• Task objective
From the entries below, tally how many lines contain "fire" and report only that figure.
══ Source information ══
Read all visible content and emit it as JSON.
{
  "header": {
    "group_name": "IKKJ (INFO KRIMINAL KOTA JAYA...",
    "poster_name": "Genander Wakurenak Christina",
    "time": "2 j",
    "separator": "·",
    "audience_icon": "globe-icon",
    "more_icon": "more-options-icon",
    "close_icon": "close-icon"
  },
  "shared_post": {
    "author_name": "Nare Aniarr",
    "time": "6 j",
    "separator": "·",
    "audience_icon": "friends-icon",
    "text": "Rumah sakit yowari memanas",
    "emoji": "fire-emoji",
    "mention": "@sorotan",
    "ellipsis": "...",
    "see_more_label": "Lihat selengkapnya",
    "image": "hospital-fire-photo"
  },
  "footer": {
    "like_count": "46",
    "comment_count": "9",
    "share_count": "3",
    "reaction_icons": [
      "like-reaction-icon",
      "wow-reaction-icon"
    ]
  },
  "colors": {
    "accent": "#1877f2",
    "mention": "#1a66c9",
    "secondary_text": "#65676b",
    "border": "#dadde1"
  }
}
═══
• Exercise solution
2